Death if preferable to disgrace. The knight always carried two swords, a long one to fight his foes, a short one to turn upon his own body in the case of blunder or defeat.
The readiness to commit suicide last mentioned is perhaps the most startling feature of the Bushido code. Yet suicide was the accepted form of atonement for failure or misjudgment. The warrior-knight was always preparing himself in thought and in mood for it. The kind of suicide he mentally rehearsed was harakiri a ceremonial method of disembowelment, carried out cooly and deliberately according to rule, without any expression of emotion. (Women in similar action cut their jugular veins by a method called ngai.)

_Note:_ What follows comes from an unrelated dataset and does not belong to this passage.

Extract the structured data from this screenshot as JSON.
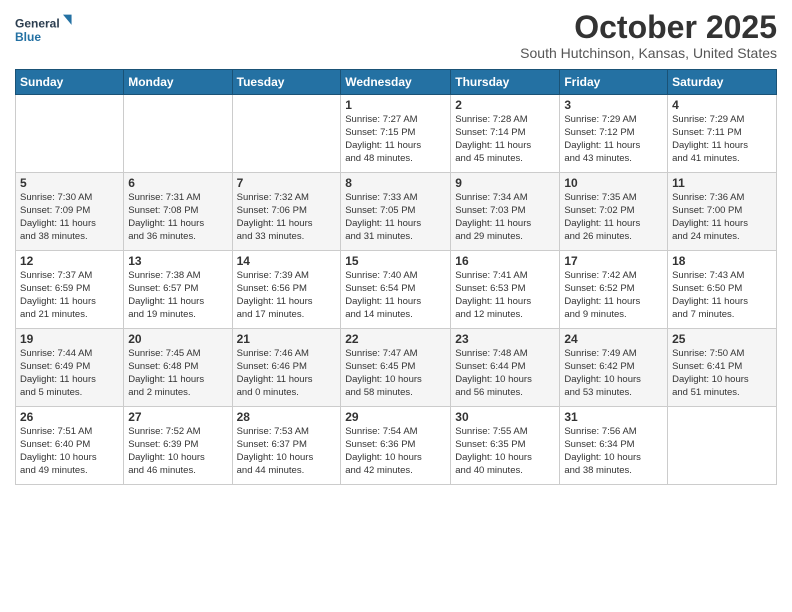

No story better illustrates the Bushido spirit than the famous tale of old Japan, known as “the Forty-Seven Ronins.” A certain lord, we read, was repeatedly insulted by a superior, till, goaded beyond endurance, he aimed a dagger at his tormentor, and missed. A hastily summoned council of court officials condemned him to commit harakiri and ordered his castle and all his goods to be confiscated to the state. After the noble lord had ceremonially killed himself, his samurai-retainers became ronins, that is, men cast adrift by the death of their lord but in duty bound to avenge him. The court official who had brought on the tragedy and was the object of their vengeance thereafter kept to his castle, surrounded by a heavy guard. His spies reported that the leader of the ronins had embarked on a career of drunkenness and debauchery, evidently too craven to do his duty by his dead lord. They did not suspect that this was a ruse adopted by the ronin leader to throw the enemy off guard. The ruse succeeded. A less strict watch began to be kept in the enemy castle and finally half of the guard was sent away. Then the forty-seven ronins secretly came together and on a snowy night stormed the castle and captured the enemy of their dead lord. The leader of the ronins respectfully addressed the captive saying, “My lord, we are the retainers of Asano Takumi no Kami. Last year your lordship and our master quarreled in the palace, and our master was sentenced to harakiri, and his family was ruined. We have come tonight to avenge him as is the duty of faithful and loyal men. I pray your lordship to acknowledge the justice of our purpose. And now, my lord, we beseech you to perform harakiri. I myself shall have the honor to act as your second, and when with all humility, I shall have received your lordship’s head, it is my intention to lay it as an offering upon the grave of Asano Takumi no Kami.” But the enemy lord say speechless and trembling, unable to perform the act required of him, so the leader of the ronins leaped upon him and cut off his head with the same dagger with which his own lord had killed himself. All the ronins then went in a body to the grave of their dead lord and offered to his spirit the washed head of his enemy. After that they waited quietly for some days until the government sent word that they should atone for their crime by committing harakiri themselves, and this they all did, without exception. The whole of Japan rang with their praises, and ever since they have lived in Japanese imagination as peerless exemplars of the Bushido spirit. “ quoted from Noss and Noss, A History of the World’s Religions, (formerly Man’s Religions)